Questions and Answers
INTU Newsletter
Eternal Flame
The People Behind the Ideas
Experience, Understanding,
Perception, and Knowing

by Michael Maciel

We do not need extraordinary experiences in order to have extraordinary lives. To have an experience at all, not just a concept about it, is extraordinary in itself.

It is in the everyday material of our lives that we find the opportunity to truly know.

It is in being attentive to the mundane necessities that we practice the art of awareness.

Paying attention to the needs of those around us is the way to be present in the moment. Such actions take us beyond the borders of our ideas and concepts and engage us directly with life itself.

We want to come up with a new way of seeing the problem, not just an explanation that will satisfy the intellect.

Understanding and seeing are two different functions; understanding requires stepping back from the object or idea. To experience it is to become one with it.

This is not a process of figuring it out, but rather a way of seeing it anew.

We want the realization of the truth to emerge from within us, from the mind of Christ.

Opinions are the ideas we have about our perceptions and can only be as good as the perceptions themselves. Faulty perceptions form the basis for faulty thinking. Clean up perception, and the thinking will automatically get clearer. What we're looking for is a new way of seeing, not a new opinion.

One thing that we know about the mind is that it continually wants to move on to something new. The sooner an unresolved issue can be completed the better. Like the unscrupulous district attorney who wants to wrap up a case with a conviction, any conviction, in order to satisfy the public outcry for justice, so the mind places more importance on expediency than it does on the truth.

Our sense of justice is one of the greatest obstacles to seeing the truth. For instance, it is easy to adopt the seemingly sophisticated notion that there is no such thing as a victim, but it's not so easy to question whether or not there is a victimizer. Our sense of justice would rather spread the blame than remove the guilt. We would rather feel justified than know the truth.

Scientifically speaking, there is no such thing as "good" perception and "bad" perception - there is only perception. Nor can we say that perception comes by degree, because unless something is perceived in its wholeness, it is not being perceived. Reality does not reveal itself one part at a time, because no part exists separate from the Whole. Reality is a unified system. This is why knowing one thing makes it possible to know all things.

Questions fly in the face of what we know, and what we "know" keeps us from seeing what is. If we question what we know, we make room for something new to arise in our awareness. Continuing to question takes us to higher and higher levels of the inquiry.

Knowing is the focal point of our being, the lens that gathers all of the energies of our mind and soul to bring about manifestation in our lives. Our lives are an out-picturing of that which we know.

We live as a nameless wanderer in a sea of potential, building up an identity around us consisting of the things we have said yes to.

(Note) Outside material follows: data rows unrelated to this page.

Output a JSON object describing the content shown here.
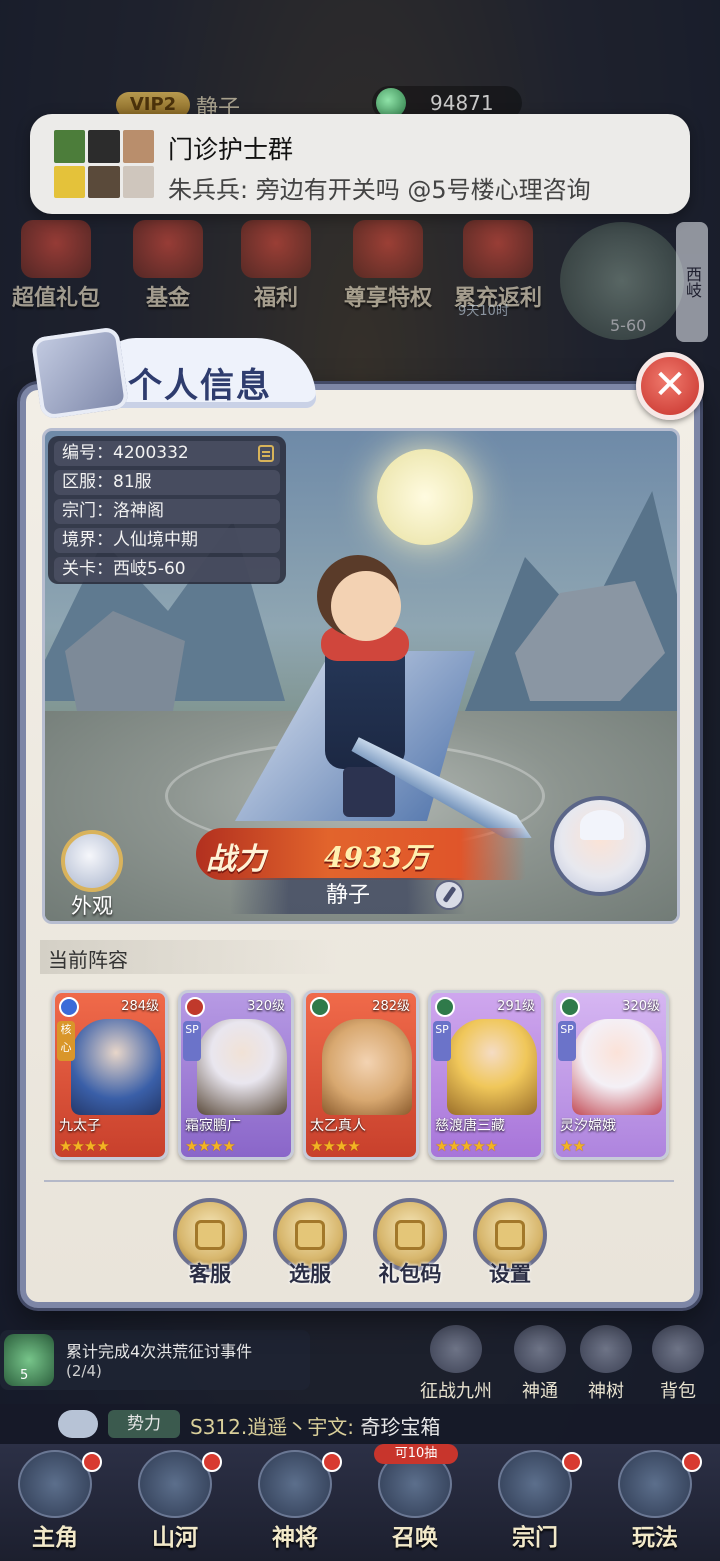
{
  "topbar": {
    "vip": "VIP2",
    "player_name": "静子",
    "currency": "94871"
  },
  "notification": {
    "title": "门诊护士群",
    "message": "朱兵兵: 旁边有开关吗 @5号楼心理咨询"
  },
  "menu": {
    "items": [
      "超值礼包",
      "基金",
      "福利",
      "尊享特权",
      "累充返利"
    ],
    "timer": "9天10时",
    "map_stage": "5-60",
    "region": "西岐"
  },
  "panel": {
    "title": "个人信息",
    "close": "✕",
    "info": [
      {
        "label": "编号",
        "value": "4200332"
      },
      {
        "label": "区服",
        "value": "81服"
      },
      {
        "label": "宗门",
        "value": "洛神阁"
      },
      {
        "label": "境界",
        "value": "人仙境中期"
      },
      {
        "label": "关卡",
        "value": "西岐5-60"
      }
    ],
    "info_text": [
      "编号：4200332",
      "区服：81服",
      "宗门：洛神阁",
      "境界：人仙境中期",
      "关卡：西岐5-60"
    ],
    "power_label": "战力",
    "power_value": "4933万",
    "character_name": "静子",
    "appearance_label": "外观",
    "team_title": "当前阵容",
    "team": [
      {
        "name": "九太子",
        "level": "284级",
        "tag": "核心",
        "stars": "★★★★"
      },
      {
        "name": "霜寂鹏广",
        "level": "320级",
        "tag": "SP",
        "stars": "★★★★"
      },
      {
        "name": "太乙真人",
        "level": "282级",
        "tag": "",
        "stars": "★★★★"
      },
      {
        "name": "慈渡唐三藏",
        "level": "291级",
        "tag": "SP",
        "stars": "★★★★★"
      },
      {
        "name": "灵汐嫦娥",
        "level": "320级",
        "tag": "SP",
        "stars": "★★"
      }
    ],
    "actions": [
      "客服",
      "选服",
      "礼包码",
      "设置"
    ]
  },
  "quest": {
    "text": "累计完成4次洪荒征讨事件",
    "progress": "(2/4)",
    "badge": "5"
  },
  "side_nav": [
    "征战九州",
    "神通",
    "神树",
    "背包"
  ],
  "chat": {
    "channel": "势力",
    "sender": "S312.逍遥丶宇文:",
    "content": "奇珍宝箱"
  },
  "bottom_nav": [
    {
      "label": "主角"
    },
    {
      "label": "山河"
    },
    {
      "label": "神将"
    },
    {
      "label": "召唤",
      "pill": "可10抽"
    },
    {
      "label": "宗门"
    },
    {
      "label": "玩法"
    }
  ]
}
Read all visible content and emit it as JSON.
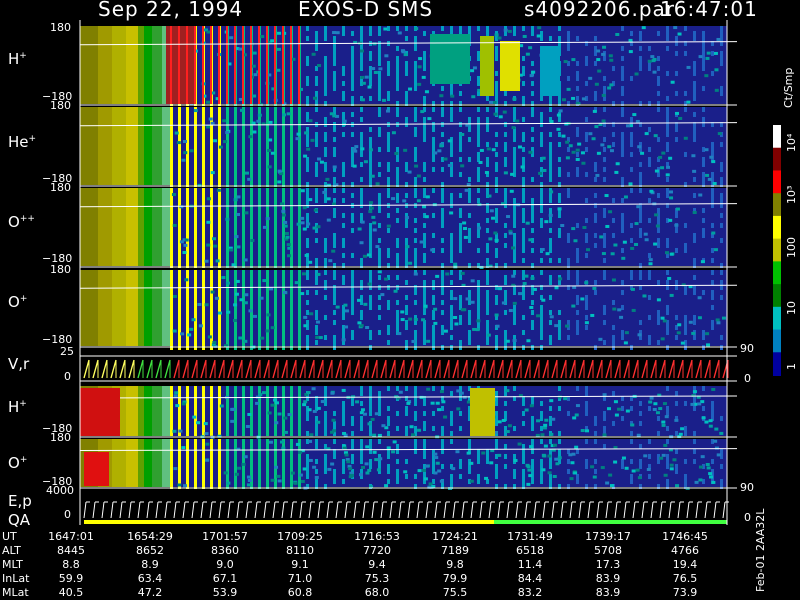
{
  "header": {
    "date": "Sep 22, 1994",
    "instrument": "EXOS-D SMS",
    "file": "s4092206.par",
    "time": "16:47:01"
  },
  "panels": {
    "h_plus": {
      "name": "H",
      "sup": "+",
      "ymax": "180",
      "ymin": "−180"
    },
    "he_plus": {
      "name": "He",
      "sup": "+",
      "ymax": "180",
      "ymin": "−180"
    },
    "o_pp": {
      "name": "O",
      "sup": "++",
      "ymax": "180",
      "ymin": "−180"
    },
    "o_plus": {
      "name": "O",
      "sup": "+",
      "ymax": "180",
      "ymin": "−180"
    },
    "vr": {
      "name": "V,r",
      "ymax": "25",
      "ymin": "0",
      "rmax": "90",
      "rmin": "0"
    },
    "h_plus2": {
      "name": "H",
      "sup": "+",
      "ymax": "180",
      "ymin": "−180"
    },
    "o_plus2": {
      "name": "O",
      "sup": "+",
      "ymax": "180",
      "ymin": "−180",
      "rmax": "90"
    },
    "ep": {
      "name1": "E,p",
      "name2": "QA",
      "ymax": "4000",
      "ymin": "0",
      "rmin": "0"
    }
  },
  "colorbar": {
    "unit": "Ct/Smp",
    "ticks": [
      "10⁴",
      "10³",
      "100",
      "10",
      "1"
    ],
    "colors": [
      "#ffffff",
      "#800000",
      "#ff0000",
      "#808000",
      "#ffff00",
      "#c0c000",
      "#00c000",
      "#008000",
      "#00c0c0",
      "#0080c0",
      "#0000a0"
    ]
  },
  "footer": {
    "rows": [
      {
        "label": "UT",
        "values": [
          "1647:01",
          "1654:29",
          "1701:57",
          "1709:25",
          "1716:53",
          "1724:21",
          "1731:49",
          "1739:17",
          "1746:45"
        ]
      },
      {
        "label": "ALT",
        "values": [
          "8445",
          "8652",
          "8360",
          "8110",
          "7720",
          "7189",
          "6518",
          "5708",
          "4766"
        ]
      },
      {
        "label": "MLT",
        "values": [
          "8.8",
          "8.9",
          "9.0",
          "9.1",
          "9.4",
          "9.8",
          "11.4",
          "17.3",
          "19.4"
        ]
      },
      {
        "label": "InLat",
        "values": [
          "59.9",
          "63.4",
          "67.1",
          "71.0",
          "75.3",
          "79.9",
          "84.4",
          "83.9",
          "76.5"
        ]
      },
      {
        "label": "MLat",
        "values": [
          "40.5",
          "47.2",
          "53.9",
          "60.8",
          "68.0",
          "75.5",
          "83.2",
          "83.9",
          "73.9"
        ]
      }
    ],
    "stamp": "Feb-01 2AA32L"
  },
  "chart_data": {
    "type": "heatmap",
    "title": "Sep 22, 1994   EXOS-D SMS",
    "x": [
      "1647:01",
      "1654:29",
      "1701:57",
      "1709:25",
      "1716:53",
      "1724:21",
      "1731:49",
      "1739:17",
      "1746:45"
    ],
    "colorbar_label": "Ct/Smp",
    "colorbar_scale": "log",
    "colorbar_range": [
      1,
      10000
    ],
    "panels": [
      "H+",
      "He+",
      "O++",
      "O+",
      "V,r",
      "H+",
      "O+",
      "E,p QA"
    ]
  }
}
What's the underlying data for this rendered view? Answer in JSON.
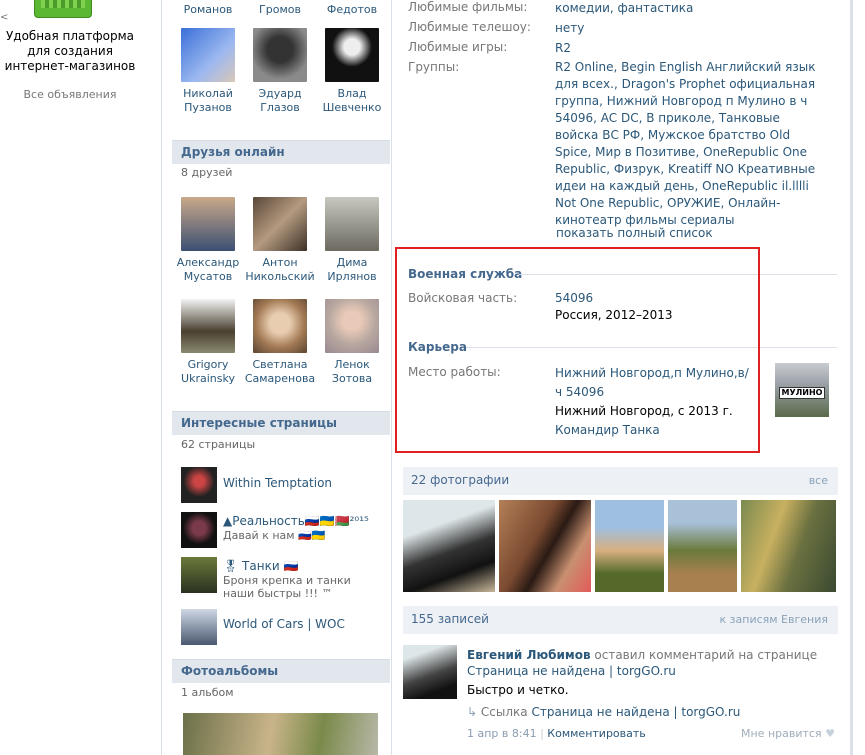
{
  "ad": {
    "mark": "<",
    "title": "Удобная платформа для создания интернет-магазинов",
    "all_ads": "Все объявления"
  },
  "friends_top": [
    {
      "name": "Романов"
    },
    {
      "name": "Громов"
    },
    {
      "name": "Федотов"
    },
    {
      "name": "Николай Пузанов"
    },
    {
      "name": "Эдуард Глазов"
    },
    {
      "name": "Влад Шевченко"
    }
  ],
  "friends_online": {
    "title": "Друзья онлайн",
    "count": "8 друзей",
    "items": [
      {
        "name": "Александр Мусатов"
      },
      {
        "name": "Антон Никольский"
      },
      {
        "name": "Дима Ирлянов"
      },
      {
        "name": "Grigory Ukrainsky"
      },
      {
        "name": "Светлана Самаренова"
      },
      {
        "name": "Ленок Зотова"
      }
    ]
  },
  "interesting_pages": {
    "title": "Интересные страницы",
    "count": "62 страницы",
    "items": [
      {
        "title": "Within Temptation",
        "desc": ""
      },
      {
        "title": "▲Реальность🇷🇺🇺🇦🇧🇾²⁰¹⁵",
        "desc": "Давай к нам 🇷🇺🇺🇦"
      },
      {
        "title": "🎖 Танки 🇷🇺",
        "desc": "Броня крепка и танки наши быстры !!! ™"
      },
      {
        "title": "World of Cars | WOC",
        "desc": ""
      }
    ]
  },
  "albums": {
    "title": "Фотоальбомы",
    "count": "1 альбом"
  },
  "info": {
    "rows": [
      {
        "label": "Любимые фильмы:",
        "value": "комедии, фантастика"
      },
      {
        "label": "Любимые телешоу:",
        "value": "нету"
      },
      {
        "label": "Любимые игры:",
        "value": "R2"
      },
      {
        "label": "Группы:",
        "value": "R2 Online, Begin English Английский язык для всех., Dragon's Prophet официальная группа, Нижний Новгород п Мулино в ч 54096, AC DC, В приколе, Танковые войска ВС РФ, Мужское братство Old Spice, Мир в Позитиве, OneRepublic One Republic, Физрук, Kreatiff NO Креативные идеи на каждый день, OneRepublic il.lllli Not One Republic, ОРУЖИЕ, Онлайн-кинотеатр фильмы сериалы"
      }
    ],
    "show_all": "показать полный список"
  },
  "military": {
    "title": "Военная служба",
    "label": "Войсковая часть:",
    "unit": "54096",
    "place": "Россия, 2012–2013"
  },
  "career": {
    "title": "Карьера",
    "label": "Место работы:",
    "place": "Нижний Новгород,п Мулино,в/ч 54096",
    "city": "Нижний Новгород, с 2013 г.",
    "position": "Командир Танка",
    "thumb_text": "МУЛИНО"
  },
  "photos": {
    "title": "22 фотографии",
    "all": "все"
  },
  "wall": {
    "title": "155 записей",
    "to_posts": "к записям Евгения",
    "author": "Евгений Любимов",
    "action": "оставил комментарий на странице",
    "page_link": "Страница не найдена | torgGO.ru",
    "text": "Быстро и четко.",
    "link_prefix": "Ссылка",
    "link": "Страница не найдена | torgGO.ru",
    "date": "1 апр в 8:41",
    "comment": "Комментировать",
    "like": "Мне нравится"
  },
  "colors": {
    "link": "#2B587A",
    "header_bg": "#e1e7ed",
    "highlight": "#e02020"
  }
}
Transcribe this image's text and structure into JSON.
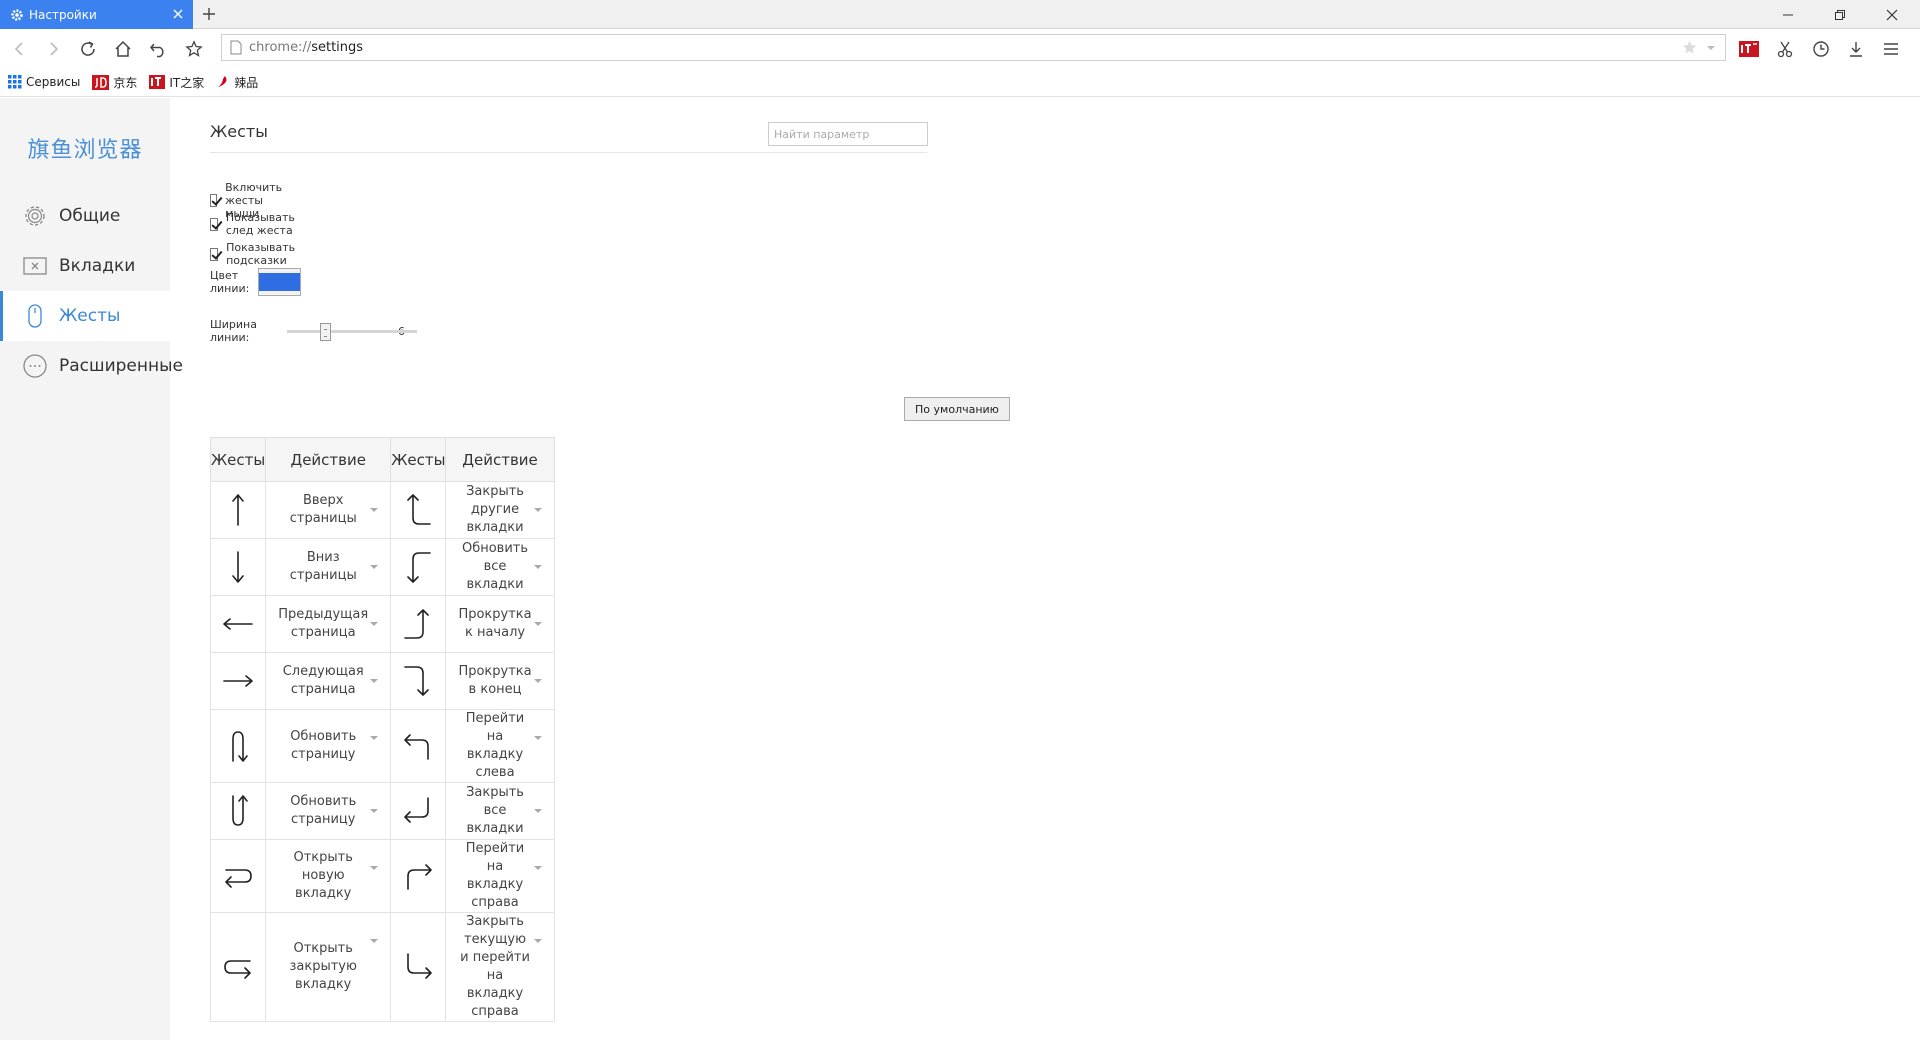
{
  "browser": {
    "tab_title": "Настройки",
    "url_scheme": "chrome://",
    "url_path": "settings",
    "bookmarks": [
      {
        "label": "Сервисы",
        "icon": "apps-grid-icon",
        "color": "#1a73e8"
      },
      {
        "label": "京东",
        "icon": "jd-logo-icon",
        "color": "#c9151e"
      },
      {
        "label": "IT之家",
        "icon": "ithome-logo-icon",
        "color": "#d0021b"
      },
      {
        "label": "辣品",
        "icon": "lapin-logo-icon",
        "color": "#d0021b"
      }
    ]
  },
  "sidebar": {
    "brand": "旗鱼浏览器",
    "items": [
      {
        "label": "Общие",
        "icon": "gear-icon"
      },
      {
        "label": "Вкладки",
        "icon": "tab-window-icon"
      },
      {
        "label": "Жесты",
        "icon": "mouse-icon",
        "active": true
      },
      {
        "label": "Расширенные",
        "icon": "more-circle-icon"
      }
    ]
  },
  "settings": {
    "title": "Жесты",
    "search_placeholder": "Найти параметр",
    "checkboxes": [
      {
        "label": "Включить жесты мыши",
        "checked": true
      },
      {
        "label": "Показывать след жеста",
        "checked": true
      },
      {
        "label": "Показывать подсказки",
        "checked": true
      }
    ],
    "line_color_label": "Цвет линии:",
    "line_color": "#2f6de3",
    "line_width_label": "Ширина линии:",
    "line_width_value": "6",
    "line_width_fraction": 0.28,
    "reset_label": "По умолчанию"
  },
  "table": {
    "headers": [
      "Жесты",
      "Действие",
      "Жесты",
      "Действие"
    ],
    "rows": [
      {
        "left_gesture": "up-arrow-gesture",
        "left_action": "Вверх страницы",
        "right_gesture": "down-up-hook-gesture",
        "right_action": "Закрыть другие вкладки"
      },
      {
        "left_gesture": "down-arrow-gesture",
        "left_action": "Вниз страницы",
        "right_gesture": "down-left-up-gesture",
        "right_action": "Обновить все вкладки"
      },
      {
        "left_gesture": "left-arrow-gesture",
        "left_action": "Предыдущая страница",
        "right_gesture": "right-up-gesture",
        "right_action": "Прокрутка к началу"
      },
      {
        "left_gesture": "right-arrow-gesture",
        "left_action": "Следующая страница",
        "right_gesture": "right-down-gesture",
        "right_action": "Прокрутка в конец"
      },
      {
        "left_gesture": "up-down-gesture",
        "left_action": "Обновить страницу",
        "right_gesture": "left-down-gesture",
        "right_action": "Перейти на вкладку слева"
      },
      {
        "left_gesture": "down-up-gesture",
        "left_action": "Обновить страницу",
        "right_gesture": "up-left-gesture",
        "right_action": "Закрыть все вкладки"
      },
      {
        "left_gesture": "right-left-loop-gesture",
        "left_action": "Открыть новую вкладку",
        "right_gesture": "up-right-gesture",
        "right_action": "Перейти на вкладку справа"
      },
      {
        "left_gesture": "left-right-loop-gesture",
        "left_action": "Открыть закрытую вкладку",
        "right_gesture": "down-right-gesture",
        "right_action": "Закрыть текущую и перейти на вкладку справа"
      }
    ]
  }
}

The word "know" can also be spelled "no". When we know one thing, we automatically say no to everything else. It is an interesting mental exercise to go into meditation and say no to everything that arises in the mind, to negate its existence, and to refuse to give it any attention. This has a clearing effect; in fact, it creates a clearing or space within the field of consciousness that acts like a vacuum, drawing to itself in increasing stages of intensity the objects of mind that have the most psychological weight. Each object comes masked. Saying no to the object peels away the mask, perhaps revealing a more subtle one underneath. In the end, after the last mask is removed, observer and observed become one, and KNOWING, not mere understanding, is achieved.

In a strictly mechanistic way, the mind wants to maintain homeostasis, readily accepting anything that will fill in incomplete sentence structures in ways consistent with its own underlying logic and value systems. This tendency is automatic and relatively easy to short-circuit.

Having the power to accept or reject anything the mind offers up, by saying either yes or no, we cause the mind to search in ever tightening parameters for ultimate solutions. The more it does this, the closer we get to the very thing the mind is trying to describe. In other words, we approach the direct experience of the thing itself, not just a concept of it.

This occurs naturally in us from time to time in those transcendent moments of beauty known as aesthetic arrest. We might also experience it at times of extreme terror, or while under the influence of certain drugs. In all cases, the mind must be shocked out of its normal routine of filling in the blanks and made to step aside, so that the one using the mind can look for itSelf.